Every morning I take my two dogs to the closest park to where I live. Once I get there, I do one complete, counter-clockwise walk around the park. I’ve never walked the opposite direction.
Our brain loves habits and routines. Think about your day so far, how many activities have you completed that you never really thought about? Habits are helpful because they conserve energy and make life smoother. Imagine if you had to think about every single action and decision you made. Life would go so much slower and your brain would quickly tire from having to be active all of the time. Habits exist to help us, and many times they do, but their automatic nature also means that they can lead us to make unhelpful decisions without ever noticing them.

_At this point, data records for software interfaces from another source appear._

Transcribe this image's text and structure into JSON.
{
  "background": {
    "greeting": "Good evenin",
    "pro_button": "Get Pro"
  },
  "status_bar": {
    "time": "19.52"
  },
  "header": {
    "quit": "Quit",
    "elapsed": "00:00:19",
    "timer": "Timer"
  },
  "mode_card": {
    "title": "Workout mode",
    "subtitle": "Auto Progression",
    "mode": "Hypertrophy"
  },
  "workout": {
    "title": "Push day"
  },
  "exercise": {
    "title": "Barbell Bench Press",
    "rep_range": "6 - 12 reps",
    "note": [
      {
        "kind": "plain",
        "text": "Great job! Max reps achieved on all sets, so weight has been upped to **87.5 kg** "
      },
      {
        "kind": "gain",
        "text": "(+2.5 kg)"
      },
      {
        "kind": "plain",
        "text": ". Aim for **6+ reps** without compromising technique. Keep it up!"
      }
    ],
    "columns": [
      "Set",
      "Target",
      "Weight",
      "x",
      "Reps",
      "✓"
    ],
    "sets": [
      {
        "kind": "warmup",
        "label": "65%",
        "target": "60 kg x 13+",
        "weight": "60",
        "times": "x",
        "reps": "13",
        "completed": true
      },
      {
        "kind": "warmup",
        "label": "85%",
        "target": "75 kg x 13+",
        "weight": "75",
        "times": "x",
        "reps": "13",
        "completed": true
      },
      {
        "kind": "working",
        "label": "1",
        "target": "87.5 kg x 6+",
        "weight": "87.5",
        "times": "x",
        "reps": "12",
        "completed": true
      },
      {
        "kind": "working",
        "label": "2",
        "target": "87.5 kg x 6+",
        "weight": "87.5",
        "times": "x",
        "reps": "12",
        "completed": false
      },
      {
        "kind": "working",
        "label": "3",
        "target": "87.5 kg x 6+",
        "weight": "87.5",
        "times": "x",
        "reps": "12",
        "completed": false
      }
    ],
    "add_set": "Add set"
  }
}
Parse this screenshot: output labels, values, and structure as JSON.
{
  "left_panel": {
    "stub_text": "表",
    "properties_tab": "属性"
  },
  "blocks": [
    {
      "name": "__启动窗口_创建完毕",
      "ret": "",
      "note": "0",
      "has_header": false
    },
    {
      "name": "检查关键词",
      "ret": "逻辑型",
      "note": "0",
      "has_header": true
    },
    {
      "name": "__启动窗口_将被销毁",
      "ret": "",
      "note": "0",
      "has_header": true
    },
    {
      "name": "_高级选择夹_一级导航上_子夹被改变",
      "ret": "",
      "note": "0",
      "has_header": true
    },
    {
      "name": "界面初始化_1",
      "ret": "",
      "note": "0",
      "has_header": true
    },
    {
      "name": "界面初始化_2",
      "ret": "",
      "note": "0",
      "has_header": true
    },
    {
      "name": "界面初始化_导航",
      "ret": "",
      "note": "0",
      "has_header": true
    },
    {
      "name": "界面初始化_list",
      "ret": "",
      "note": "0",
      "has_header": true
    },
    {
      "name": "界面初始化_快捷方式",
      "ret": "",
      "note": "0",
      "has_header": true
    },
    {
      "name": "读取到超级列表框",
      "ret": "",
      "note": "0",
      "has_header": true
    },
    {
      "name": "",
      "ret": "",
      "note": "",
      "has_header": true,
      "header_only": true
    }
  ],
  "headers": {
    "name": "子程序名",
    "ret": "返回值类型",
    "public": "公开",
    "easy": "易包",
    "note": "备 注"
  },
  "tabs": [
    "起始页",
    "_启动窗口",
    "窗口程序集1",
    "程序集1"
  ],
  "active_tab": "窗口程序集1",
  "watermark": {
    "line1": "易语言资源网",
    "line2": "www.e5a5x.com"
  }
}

Understanding how habits form and how our reactions to our feelings can become habitual is an important part to better managing our mental health.
Habits form in our brain through a reward-based learning system. When something happens (a trigger), our body reacts (we do something, an action), and there is an outcome. If the outcome is desirable then our brain will remember that the action we took was the "right one" for that trigger and will remember to do so again. If, on the other hand, the outcome is unpleasant, then our brain will probably not try that again in the future. Each time we deal with these triggers and our action proves to be helpful, we reinforce this action and over time, it will become habitual and you won’t even notice the decision.
The problem is that our brain sometimes has a different agenda to the one we do. A desirable outcome for our brain might not, actually, be desirable for us in the long run. Maybe this is best illustrated in an example, one that i'm experiencing right at this moment:
Trigger: I am writing and feel uncomfortable because I don't know how to write a good article
Action: I check Twitter to see if anything interesting is happening
Outcome: I'm distracted and no longer feel uncomfortable
The outcome here is positive, for my brain, but not for this post that i'm writing. I don't feel uncomfortable, because i'm distracted, but i'm no where closer to finishing my article which is something I actually want (and have to) do. Unfortunately, my brain quickly takes over and I check Twitter without ever making the decision to do so. My reaction becomes habitual and I have to go to great lengths to stay focused.
Trigger: I feel bored and down
Action: I go to the kitchen in search for something to eat
Outcome: I find something to eat and, for a while, have something to do
From the brain's perspective the outcome was positive but for me, in the long run, it probably wasn't very good.
Trigger: I feel anxious
Action: I worry and make a plan
Outcome: I have a plan of action to avoid the uncertainty causing my anxiety
In this case, the outcome was good. But what if there wasn't a plan that could deal with whatever was causing my anxiety? Instead of feeling satisfied with my plan, I would feel more anxious and then worry more and then more anxiety and so on. The loop will only intensify until worrying itself becomes something we do out of habit, which is a situation where a lot of us find ourselves.
Our brain formed habits to help us survive, but that doesn’t mean we can let them run on autopilot. Part of feeling one's feelings is about noticing what we are feeling and how we automatically react to them. Once a coping strategy, like worrying or distraction or eating has become ingrained it can be hard to change, but by no means is it impossible. Simply by becoming aware of how habits are formed and how our brain uses them we can slowly take back control. Check your habits, how do you deal with anxiety? How do you deal with uncertainty? Boredom? Instead of beating yourself up for not finishing your work, what feeling is blocking you? Can you develop a new, better response to it than procrastinating?